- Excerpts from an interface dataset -
··········

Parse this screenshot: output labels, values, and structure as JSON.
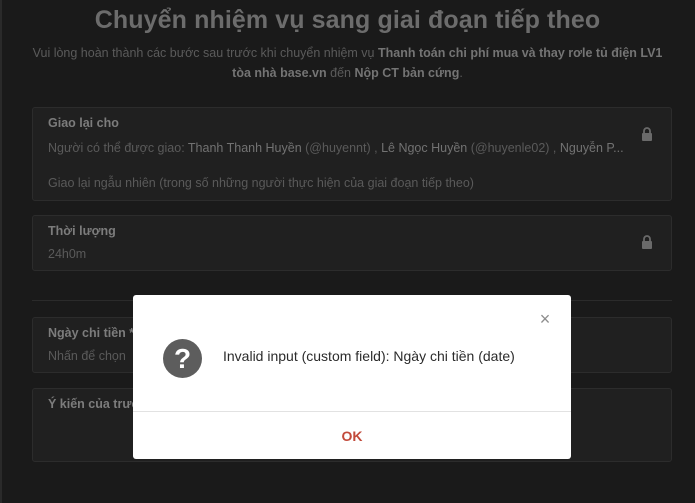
{
  "page": {
    "title": "Chuyển nhiệm vụ sang giai đoạn tiếp theo",
    "subtitle": {
      "prefix": "Vui lòng hoàn thành các bước sau trước khi chuyển nhiệm vụ ",
      "task": "Thanh toán chi phí mua và thay rơle tủ điện LV1 tòa nhà base.vn",
      "middle": " đến ",
      "stage": "Nộp CT bản cứng",
      "suffix": "."
    }
  },
  "reassign": {
    "label": "Giao lại cho",
    "assignees_prefix": "Người có thể được giao: ",
    "assignee1_name": "Thanh Thanh Huyền",
    "assignee1_handle": " (@huyennt)",
    "sep": "  , ",
    "assignee2_name": "Lê Ngọc Huyền",
    "assignee2_handle": " (@huyenle02)",
    "sep2": "  , ",
    "assignee3_name": "Nguyễn P...",
    "random_text": "Giao lại ngẫu nhiên (trong số những người thực hiện của giai đoạn tiếp theo)"
  },
  "duration": {
    "label": "Thời lượng",
    "value": "24h0m"
  },
  "payment_date": {
    "label": "Ngày chi tiền *",
    "placeholder": "Nhấn để chọn"
  },
  "opinion": {
    "label": "Ý kiến của trưở"
  },
  "modal": {
    "message": "Invalid input (custom field): Ngày chi tiền (date)",
    "ok_label": "OK",
    "close_glyph": "×",
    "icon_glyph": "?"
  },
  "icons": {
    "lock": "lock-icon",
    "question": "question-icon",
    "close": "close-icon"
  }
}
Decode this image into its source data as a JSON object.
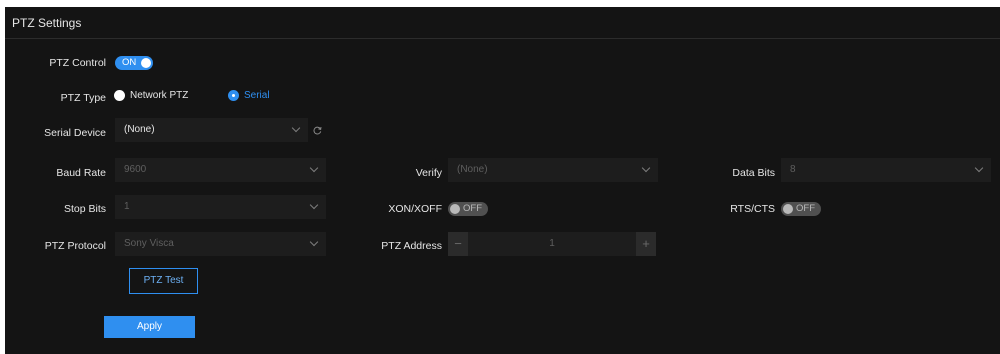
{
  "panel": {
    "title": "PTZ Settings"
  },
  "ptz_control": {
    "label": "PTZ Control",
    "state": "ON",
    "enabled": true
  },
  "ptz_type": {
    "label": "PTZ Type",
    "options": [
      {
        "label": "Network PTZ",
        "selected": false
      },
      {
        "label": "Serial",
        "selected": true
      }
    ]
  },
  "serial_device": {
    "label": "Serial Device",
    "value": "(None)",
    "refresh_icon": "refresh-icon"
  },
  "baud_rate": {
    "label": "Baud Rate",
    "value": "9600"
  },
  "verify": {
    "label": "Verify",
    "value": "(None)"
  },
  "data_bits": {
    "label": "Data Bits",
    "value": "8"
  },
  "stop_bits": {
    "label": "Stop Bits",
    "value": "1"
  },
  "xon_xoff": {
    "label": "XON/XOFF",
    "state": "OFF"
  },
  "rts_cts": {
    "label": "RTS/CTS",
    "state": "OFF"
  },
  "ptz_protocol": {
    "label": "PTZ Protocol",
    "value": "Sony Visca"
  },
  "ptz_address": {
    "label": "PTZ Address",
    "value": "1",
    "decrement": "−",
    "increment": "+"
  },
  "buttons": {
    "test": "PTZ Test",
    "apply": "Apply"
  },
  "colors": {
    "accent": "#2f8ff0",
    "background": "#141414",
    "field": "#1d1d1d",
    "text": "#e6e6e6",
    "disabled_text": "#5f5f5f"
  }
}
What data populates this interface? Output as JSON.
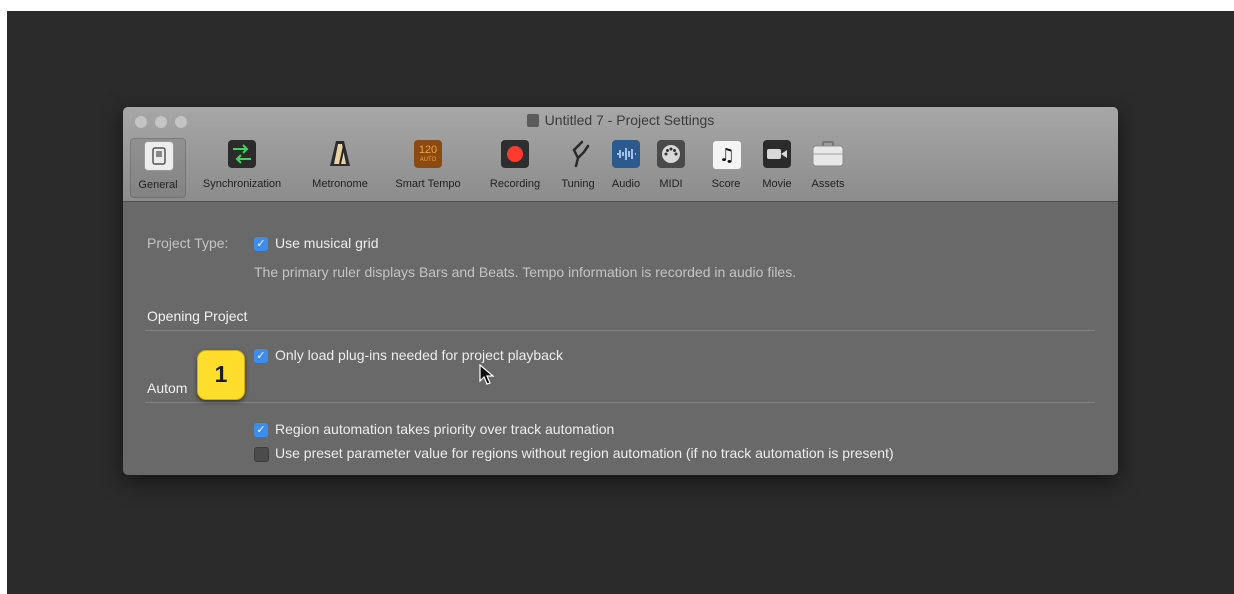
{
  "window": {
    "title": "Untitled 7 - Project Settings"
  },
  "toolbar": {
    "items": [
      {
        "label": "General",
        "icon": "general-switch-icon"
      },
      {
        "label": "Synchronization",
        "icon": "sync-arrows-icon"
      },
      {
        "label": "Metronome",
        "icon": "metronome-icon"
      },
      {
        "label": "Smart Tempo",
        "icon": "smart-tempo-icon",
        "icon_text": "120",
        "icon_subtext": "AUTO"
      },
      {
        "label": "Recording",
        "icon": "record-icon"
      },
      {
        "label": "Tuning",
        "icon": "tuning-fork-icon"
      },
      {
        "label": "Audio",
        "icon": "audio-waveform-icon"
      },
      {
        "label": "MIDI",
        "icon": "midi-port-icon"
      },
      {
        "label": "Score",
        "icon": "score-note-icon",
        "icon_text": "♫"
      },
      {
        "label": "Movie",
        "icon": "movie-camera-icon"
      },
      {
        "label": "Assets",
        "icon": "assets-briefcase-icon"
      }
    ],
    "selected": "General"
  },
  "general": {
    "project_type_label": "Project Type:",
    "use_musical_grid": {
      "label": "Use musical grid",
      "checked": true
    },
    "grid_description": "The primary ruler displays Bars and Beats. Tempo information is recorded in audio files.",
    "opening_project_heading": "Opening Project",
    "load_plugins": {
      "label": "Only load plug-ins needed for project playback",
      "checked": true
    },
    "automation_heading_partial": "Autom",
    "region_priority": {
      "label": "Region automation takes priority over track automation",
      "checked": true
    },
    "preset_parameter": {
      "label": "Use preset parameter value for regions without region automation (if no track automation is present)",
      "checked": false
    }
  },
  "callout": {
    "number": "1",
    "color": "#ffde2b"
  },
  "colors": {
    "checkbox_accent": "#3d8cf0",
    "record_red": "#ff3b30",
    "sync_green": "#3fd45c",
    "tempo_orange": "#d8821a"
  }
}
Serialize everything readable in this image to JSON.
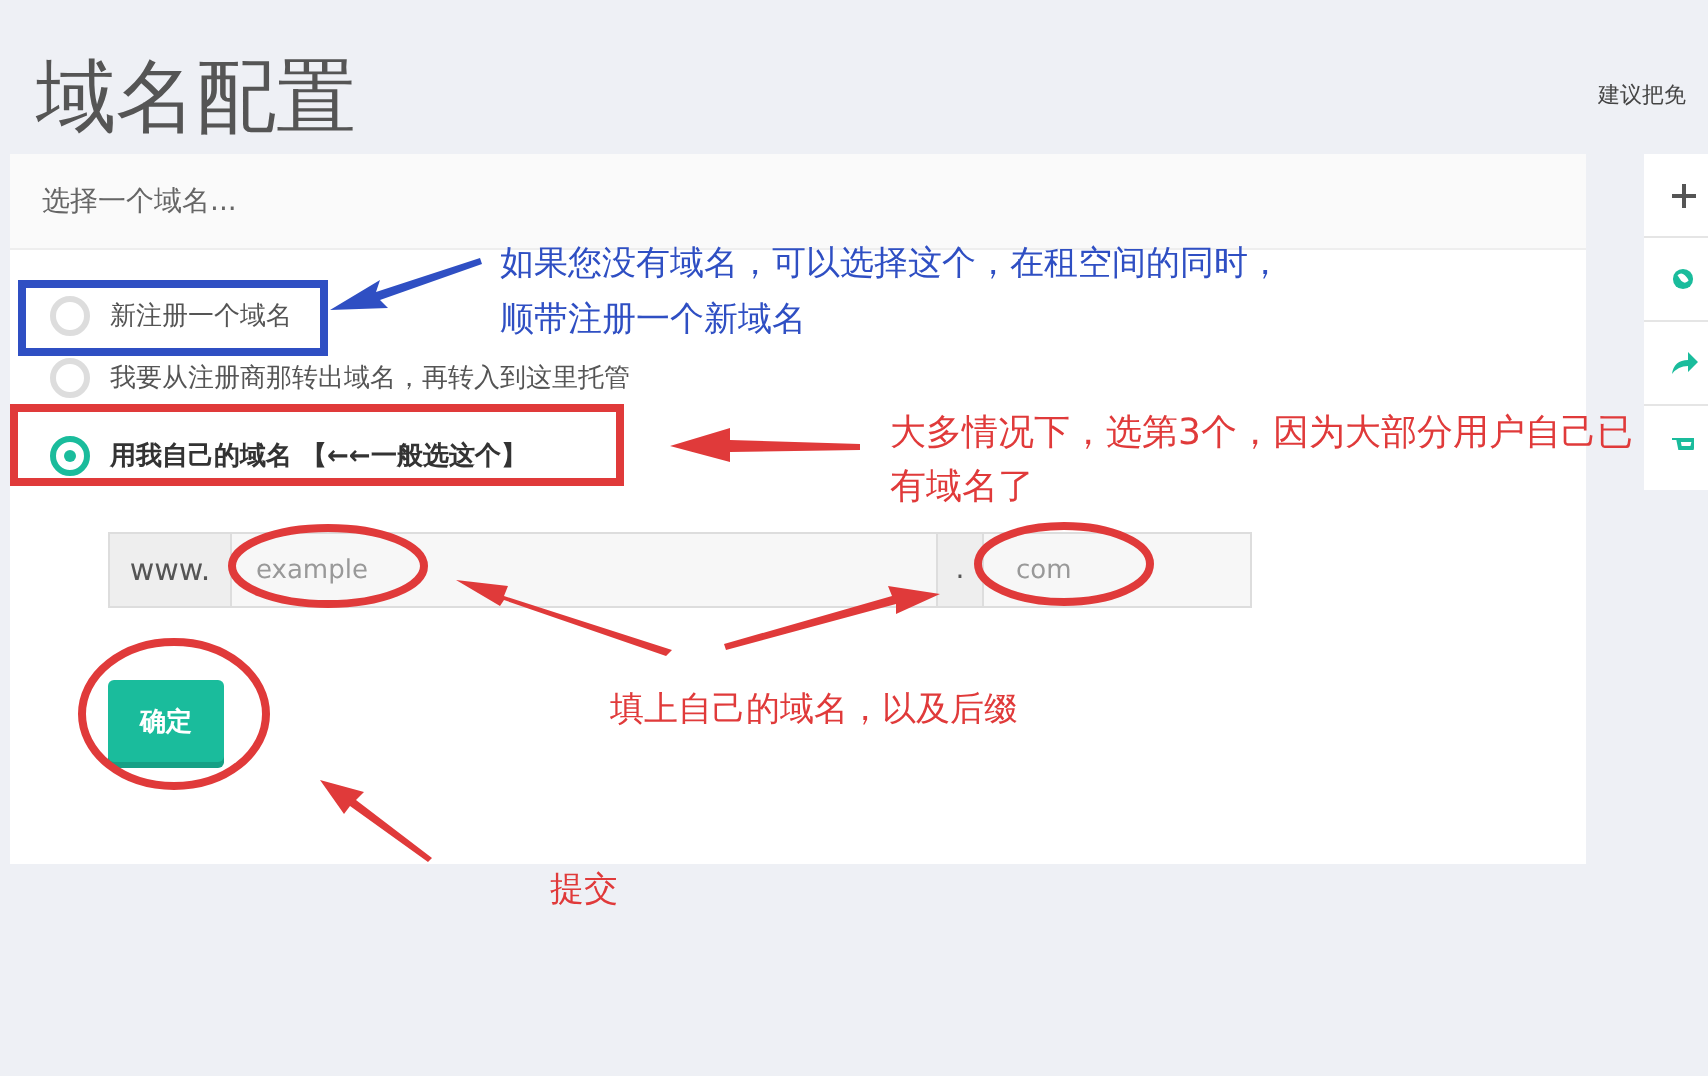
{
  "page_title": "域名配置",
  "side_note": "建议把免",
  "domain_select": {
    "placeholder": "选择一个域名..."
  },
  "options": [
    {
      "label": "新注册一个域名",
      "selected": false
    },
    {
      "label": "我要从注册商那转出域名，再转入到这里托管",
      "selected": false
    },
    {
      "label": "用我自己的域名 【←←一般选这个】",
      "selected": true
    }
  ],
  "domain_input": {
    "prefix": "www.",
    "name_placeholder": "example",
    "separator": ".",
    "suffix_placeholder": "com"
  },
  "submit_button": "确定",
  "annotations": [
    {
      "text": "如果您没有域名，可以选择这个，在租空间的同时，顺带注册一个新域名",
      "color": "#2f4fc3"
    },
    {
      "text": "大多情况下，选第3个，因为大部分用户自己已有域名了",
      "color": "#e03a3a"
    },
    {
      "text": "填上自己的域名，以及后缀",
      "color": "#e03a3a"
    },
    {
      "text": "提交",
      "color": "#e03a3a"
    }
  ]
}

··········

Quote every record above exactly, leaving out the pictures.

- Task response -
Parse this screenshot: output labels, values, and structure as JSON.
{
  "page": {
    "title": "Chuyển nhiệm vụ sang giai đoạn tiếp theo",
    "subtitle": {
      "prefix": "Vui lòng hoàn thành các bước sau trước khi chuyển nhiệm vụ ",
      "task": "Thanh toán chi phí mua và thay rơle tủ điện LV1 tòa nhà base.vn",
      "middle": " đến ",
      "stage": "Nộp CT bản cứng",
      "suffix": "."
    }
  },
  "reassign": {
    "label": "Giao lại cho",
    "assignees_prefix": "Người có thể được giao: ",
    "assignee1_name": "Thanh Thanh Huyền",
    "assignee1_handle": " (@huyennt)",
    "sep": "  , ",
    "assignee2_name": "Lê Ngọc Huyền",
    "assignee2_handle": " (@huyenle02)",
    "sep2": "  , ",
    "assignee3_name": "Nguyễn P...",
    "random_text": "Giao lại ngẫu nhiên (trong số những người thực hiện của giai đoạn tiếp theo)"
  },
  "duration": {
    "label": "Thời lượng",
    "value": "24h0m"
  },
  "payment_date": {
    "label": "Ngày chi tiền *",
    "placeholder": "Nhấn để chọn"
  },
  "opinion": {
    "label": "Ý kiến của trưở"
  },
  "modal": {
    "message": "Invalid input (custom field): Ngày chi tiền (date)",
    "ok_label": "OK",
    "close_glyph": "×",
    "icon_glyph": "?"
  },
  "icons": {
    "lock": "lock-icon",
    "question": "question-icon",
    "close": "close-icon"
  }
}
Decode this image into its source data as a JSON object.
{
  "panel": {
    "title": "PTZ Settings"
  },
  "ptz_control": {
    "label": "PTZ Control",
    "state": "ON",
    "enabled": true
  },
  "ptz_type": {
    "label": "PTZ Type",
    "options": [
      {
        "label": "Network PTZ",
        "selected": false
      },
      {
        "label": "Serial",
        "selected": true
      }
    ]
  },
  "serial_device": {
    "label": "Serial Device",
    "value": "(None)",
    "refresh_icon": "refresh-icon"
  },
  "baud_rate": {
    "label": "Baud Rate",
    "value": "9600"
  },
  "verify": {
    "label": "Verify",
    "value": "(None)"
  },
  "data_bits": {
    "label": "Data Bits",
    "value": "8"
  },
  "stop_bits": {
    "label": "Stop Bits",
    "value": "1"
  },
  "xon_xoff": {
    "label": "XON/XOFF",
    "state": "OFF"
  },
  "rts_cts": {
    "label": "RTS/CTS",
    "state": "OFF"
  },
  "ptz_protocol": {
    "label": "PTZ Protocol",
    "value": "Sony Visca"
  },
  "ptz_address": {
    "label": "PTZ Address",
    "value": "1",
    "decrement": "−",
    "increment": "+"
  },
  "buttons": {
    "test": "PTZ Test",
    "apply": "Apply"
  },
  "colors": {
    "accent": "#2f8ff0",
    "background": "#141414",
    "field": "#1d1d1d",
    "text": "#e6e6e6",
    "disabled_text": "#5f5f5f"
  }
}
What data populates this interface? Output as JSON.
{
  "window": {
    "title": "Untitled 7 - Project Settings"
  },
  "toolbar": {
    "items": [
      {
        "label": "General",
        "icon": "general-switch-icon"
      },
      {
        "label": "Synchronization",
        "icon": "sync-arrows-icon"
      },
      {
        "label": "Metronome",
        "icon": "metronome-icon"
      },
      {
        "label": "Smart Tempo",
        "icon": "smart-tempo-icon",
        "icon_text": "120",
        "icon_subtext": "AUTO"
      },
      {
        "label": "Recording",
        "icon": "record-icon"
      },
      {
        "label": "Tuning",
        "icon": "tuning-fork-icon"
      },
      {
        "label": "Audio",
        "icon": "audio-waveform-icon"
      },
      {
        "label": "MIDI",
        "icon": "midi-port-icon"
      },
      {
        "label": "Score",
        "icon": "score-note-icon",
        "icon_text": "♫"
      },
      {
        "label": "Movie",
        "icon": "movie-camera-icon"
      },
      {
        "label": "Assets",
        "icon": "assets-briefcase-icon"
      }
    ],
    "selected": "General"
  },
  "general": {
    "project_type_label": "Project Type:",
    "use_musical_grid": {
      "label": "Use musical grid",
      "checked": true
    },
    "grid_description": "The primary ruler displays Bars and Beats. Tempo information is recorded in audio files.",
    "opening_project_heading": "Opening Project",
    "load_plugins": {
      "label": "Only load plug-ins needed for project playback",
      "checked": true
    },
    "automation_heading_partial": "Autom",
    "region_priority": {
      "label": "Region automation takes priority over track automation",
      "checked": true
    },
    "preset_parameter": {
      "label": "Use preset parameter value for regions without region automation (if no track automation is present)",
      "checked": false
    }
  },
  "callout": {
    "number": "1",
    "color": "#ffde2b"
  },
  "colors": {
    "checkbox_accent": "#3d8cf0",
    "record_red": "#ff3b30",
    "sync_green": "#3fd45c",
    "tempo_orange": "#d8821a"
  }
}
Serialize everything readable in this image to JSON.
{
  "page_title": "域名配置",
  "side_note": "建议把免",
  "domain_select": {
    "placeholder": "选择一个域名..."
  },
  "options": [
    {
      "label": "新注册一个域名",
      "selected": false
    },
    {
      "label": "我要从注册商那转出域名，再转入到这里托管",
      "selected": false
    },
    {
      "label": "用我自己的域名 【←←一般选这个】",
      "selected": true
    }
  ],
  "domain_input": {
    "prefix": "www.",
    "name_placeholder": "example",
    "separator": ".",
    "suffix_placeholder": "com"
  },
  "submit_button": "确定",
  "annotations": [
    {
      "text": "如果您没有域名，可以选择这个，在租空间的同时，顺带注册一个新域名",
      "color": "#2f4fc3"
    },
    {
      "text": "大多情况下，选第3个，因为大部分用户自己已有域名了",
      "color": "#e03a3a"
    },
    {
      "text": "填上自己的域名，以及后缀",
      "color": "#e03a3a"
    },
    {
      "text": "提交",
      "color": "#e03a3a"
    }
  ]
}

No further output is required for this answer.